This is a rare 1579 Abraham Ortelius map Oise, Picardy, Francy. Oriented to the South and centered on Saint Quentin, the map covers from Cambrai to Noyon (Noviomagus Veromanduorum) and from Guise to Perone. The cathedral of Cambrai, in the department of Nord is famous for the composers it employed in the 15th and 16th centuries. Among them were Philippe de Monte, Johannes Lupi, Ockeghem and others. This area is also known for its production of Maroilles, a cow's milk cheese. This cheese is produced in rectangular blocks with a moist orange-red washed rind and a strong, distinct odor. The map features a decorative title cartouche in the lower left quadrant. Shows the region in wonderful detail with attention to forests, cities, rivers, villages and other topographical features. Cartographically based on the map by Jean de Surhon this map was published in Antwerp by A. Ortelius in 1579 for issue in his seminal atlas Theatrum Orbis Terrarum.

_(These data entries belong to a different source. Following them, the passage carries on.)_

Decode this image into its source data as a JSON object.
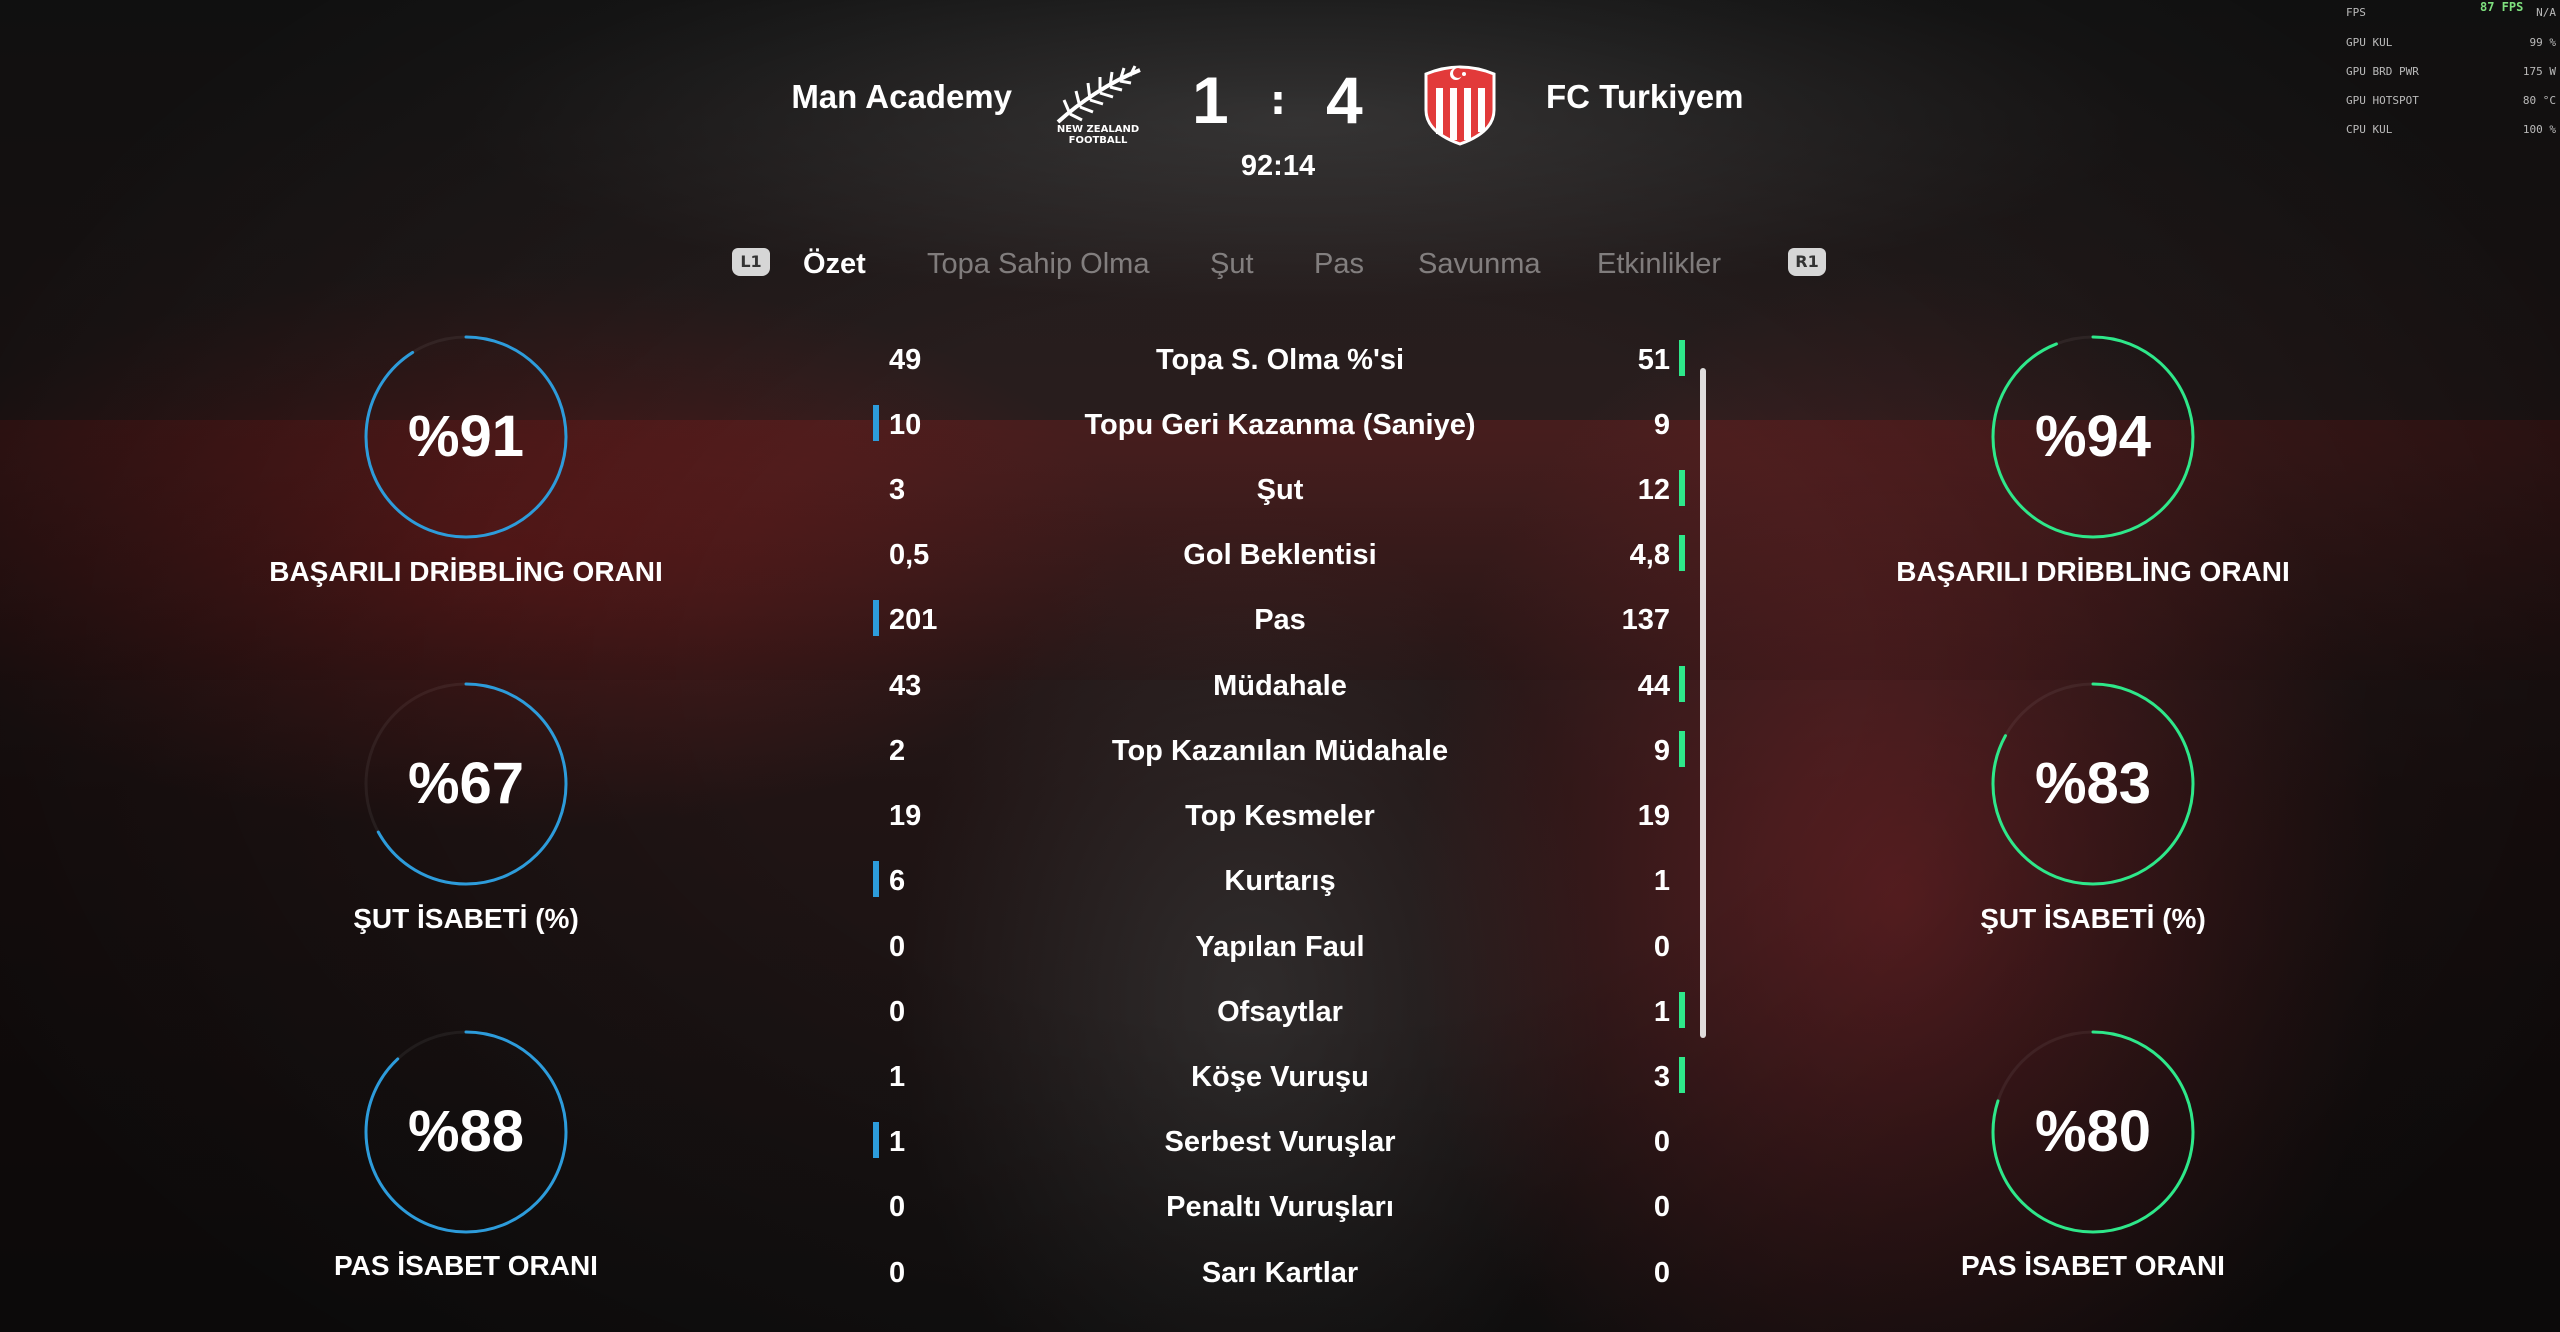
{
  "header": {
    "home_team": "Man Academy",
    "away_team": "FC Turkiyem",
    "home_score": "1",
    "away_score": "4",
    "separator": ":",
    "clock": "92:14",
    "home_crest_text": "NEW ZEALAND FOOTBALL",
    "home_crest_icon": "fern-icon",
    "away_crest_icon": "crescent-star-shield-icon"
  },
  "tabs": {
    "left_shoulder": "L1",
    "right_shoulder": "R1",
    "items": [
      {
        "label": "Özet"
      },
      {
        "label": "Topa Sahip Olma"
      },
      {
        "label": "Şut"
      },
      {
        "label": "Pas"
      },
      {
        "label": "Savunma"
      },
      {
        "label": "Etkinlikler"
      }
    ],
    "active_index": 0
  },
  "colors": {
    "home_accent": "#2d9cdb",
    "away_accent": "#2ee88a"
  },
  "home_rings": [
    {
      "value": "%91",
      "percent": 91,
      "label": "BAŞARILI DRİBBLİNG ORANI"
    },
    {
      "value": "%67",
      "percent": 67,
      "label": "ŞUT İSABETİ (%)"
    },
    {
      "value": "%88",
      "percent": 88,
      "label": "PAS İSABET ORANI"
    }
  ],
  "away_rings": [
    {
      "value": "%94",
      "percent": 94,
      "label": "BAŞARILI DRİBBLİNG ORANI"
    },
    {
      "value": "%83",
      "percent": 83,
      "label": "ŞUT İSABETİ (%)"
    },
    {
      "value": "%80",
      "percent": 80,
      "label": "PAS İSABET ORANI"
    }
  ],
  "stats": [
    {
      "home": "49",
      "label": "Topa S. Olma %'si",
      "away": "51",
      "leader": "away"
    },
    {
      "home": "10",
      "label": "Topu Geri Kazanma (Saniye)",
      "away": "9",
      "leader": "home"
    },
    {
      "home": "3",
      "label": "Şut",
      "away": "12",
      "leader": "away"
    },
    {
      "home": "0,5",
      "label": "Gol Beklentisi",
      "away": "4,8",
      "leader": "away"
    },
    {
      "home": "201",
      "label": "Pas",
      "away": "137",
      "leader": "home"
    },
    {
      "home": "43",
      "label": "Müdahale",
      "away": "44",
      "leader": "away"
    },
    {
      "home": "2",
      "label": "Top Kazanılan Müdahale",
      "away": "9",
      "leader": "away"
    },
    {
      "home": "19",
      "label": "Top Kesmeler",
      "away": "19",
      "leader": "none"
    },
    {
      "home": "6",
      "label": "Kurtarış",
      "away": "1",
      "leader": "home"
    },
    {
      "home": "0",
      "label": "Yapılan Faul",
      "away": "0",
      "leader": "none"
    },
    {
      "home": "0",
      "label": "Ofsaytlar",
      "away": "1",
      "leader": "away"
    },
    {
      "home": "1",
      "label": "Köşe Vuruşu",
      "away": "3",
      "leader": "away"
    },
    {
      "home": "1",
      "label": "Serbest Vuruşlar",
      "away": "0",
      "leader": "home"
    },
    {
      "home": "0",
      "label": "Penaltı Vuruşları",
      "away": "0",
      "leader": "none"
    },
    {
      "home": "0",
      "label": "Sarı Kartlar",
      "away": "0",
      "leader": "none"
    }
  ],
  "overlay": {
    "fps": "87 FPS",
    "rows": [
      {
        "key": "FPS",
        "value": "N/A"
      },
      {
        "key": "GPU KUL",
        "value": "99 %"
      },
      {
        "key": "GPU BRD PWR",
        "value": "175 W"
      },
      {
        "key": "GPU HOTSPOT",
        "value": "80 °C"
      },
      {
        "key": "CPU KUL",
        "value": "100 %"
      }
    ]
  }
}
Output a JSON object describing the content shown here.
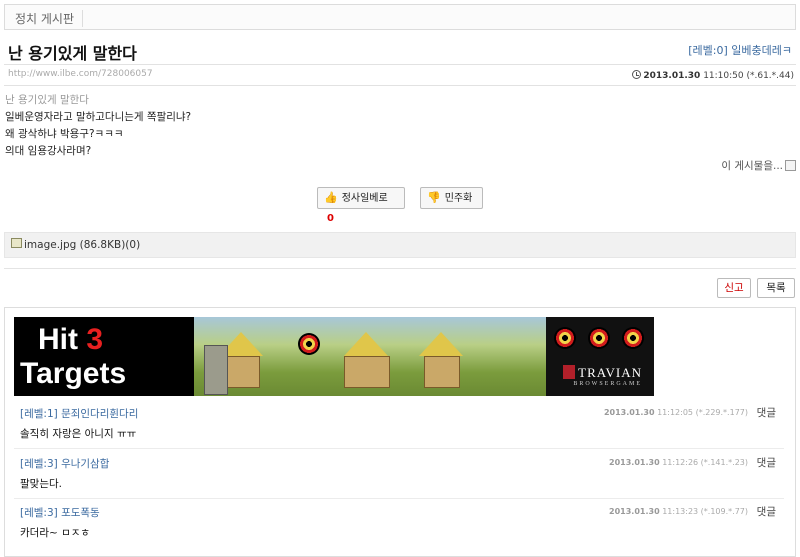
{
  "board": {
    "name": "정치 게시판"
  },
  "post": {
    "title": "난 용기있게 말한다",
    "author": "[레벨:0] 일베충데레ㅋ",
    "url": "http://www.ilbe.com/728006057",
    "date": "2013.01.30",
    "time": "11:10:50",
    "ip": "(*.61.*.44)",
    "lines": [
      "난 용기있게 말한다",
      "일베운영자라고 말하고다니는게 쪽팔리냐?",
      "왜 광삭하냐 박용구?ㅋㅋㅋ",
      "의대 임용강사라며?"
    ],
    "share_label": "이 게시물을...",
    "vote_up_label": "정사일베로",
    "vote_up_count": "0",
    "vote_down_label": "민주화",
    "attachment": "image.jpg (86.8KB)(0)"
  },
  "actions": {
    "report": "신고",
    "list": "목록"
  },
  "ad": {
    "line1_prefix": "Hit ",
    "line1_number": "3",
    "line2": "Targets",
    "brand": "TRAVIAN",
    "brand_sub": "BROWSERGAME"
  },
  "comments": [
    {
      "author": "[레벨:1] 문죄인다리휜다리",
      "date": "2013.01.30",
      "time": "11:12:05",
      "ip": "(*.229.*.177)",
      "reply": "댓글",
      "text": "솔직히 자랑은 아니지 ㅠㅠ"
    },
    {
      "author": "[레벨:3] 우나기삼합",
      "date": "2013.01.30",
      "time": "11:12:26",
      "ip": "(*.141.*.23)",
      "reply": "댓글",
      "text": "팔맞는다."
    },
    {
      "author": "[레벨:3] 포도폭동",
      "date": "2013.01.30",
      "time": "11:13:23",
      "ip": "(*.109.*.77)",
      "reply": "댓글",
      "text": "카더라~ ㅁㅈㅎ"
    }
  ]
}
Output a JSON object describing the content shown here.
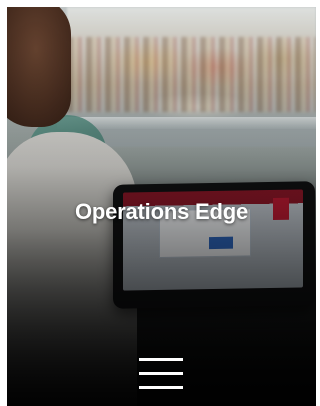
{
  "hero": {
    "title": "Operations Edge"
  },
  "menu": {
    "icon": "hamburger-menu-icon"
  },
  "colors": {
    "title_text": "#ffffff",
    "menu_icon": "#ffffff",
    "pos_accent_red": "#a0172a",
    "pos_button_blue": "#2c63b8"
  }
}
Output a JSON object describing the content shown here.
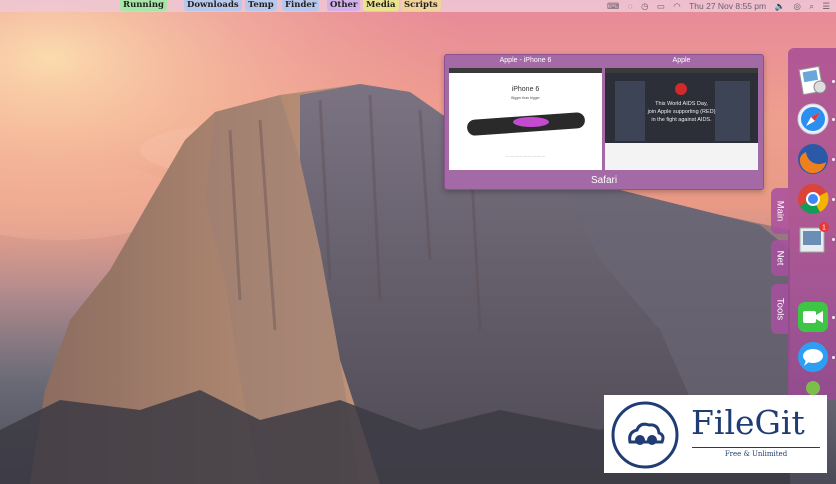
{
  "menubar": {
    "tabs": [
      {
        "label": "Running",
        "color": "#a6e6a6"
      },
      {
        "label": "Downloads",
        "color": "#b8c7ec"
      },
      {
        "label": "Temp",
        "color": "#b8c7ec"
      },
      {
        "label": "Finder",
        "color": "#b8c7ec"
      },
      {
        "label": "Other",
        "color": "#d3b0ea"
      },
      {
        "label": "Media",
        "color": "#ebe38e"
      },
      {
        "label": "Scripts",
        "color": "#f2d39b"
      }
    ],
    "clock": "Thu 27 Nov  8:55 pm"
  },
  "preview": {
    "thumbs": [
      {
        "title": "Apple - iPhone 6",
        "heading": "iPhone 6",
        "subheading": "Bigger than bigger"
      },
      {
        "title": "Apple",
        "heading": "This World AIDS Day,",
        "line2": "join Apple supporting (RED)",
        "line3": "in the fight against AIDS."
      }
    ],
    "app_label": "Safari"
  },
  "dock": {
    "tabs": [
      "Main",
      "Net",
      "Tools"
    ],
    "icons": [
      "preview-icon",
      "safari-icon",
      "firefox-icon",
      "chrome-icon",
      "mail-icon",
      "facetime-icon",
      "messages-icon",
      "game-center-icon"
    ],
    "mail_badge": "1"
  },
  "watermark": {
    "name": "FileGit",
    "tagline": "Free & Unlimited"
  }
}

Abraham Ortelius (1527 - 1598) was one of the most important figures in the history of cartography and is most famously credited with the compilation of the seminal 1570 atlas Theatrum Orbis Terrarum, generally considered to be the world's first modern atlas. Ortelius was born in Antwerp and began his cartographic career in 1547 as a typesetter for the Antwerp Guild of St. Luke. In this role Ortelius traveled extensively through Europe where he came into contact with Mercator, under whose influence, he marketed himself as a "scientific geographer". In this course of his long career he published numerous important maps as well as issued several updated editions of his cardinal work, the Theatrum Orbis Terrarum. Late in his career Ortelius was appointed Royal Cartographer to King Phillip II of Spain. On his death in July fourth, 1598, Ortelius' body was buried in St Michael's Præmonstratensian Abbey , Antwerp, where his tombstone reads, Quietis cultor sine lite, uxore, prole. Learn More...
Ortelius A., Theatrum Orbis Terrarum, (Antwerp) 1579.
Good. Overall toning. Blank on verso. This map was originally part of a larger sheet on which several maps were printed, consequently the map's printing and plate mark extend off the left hand side of the page.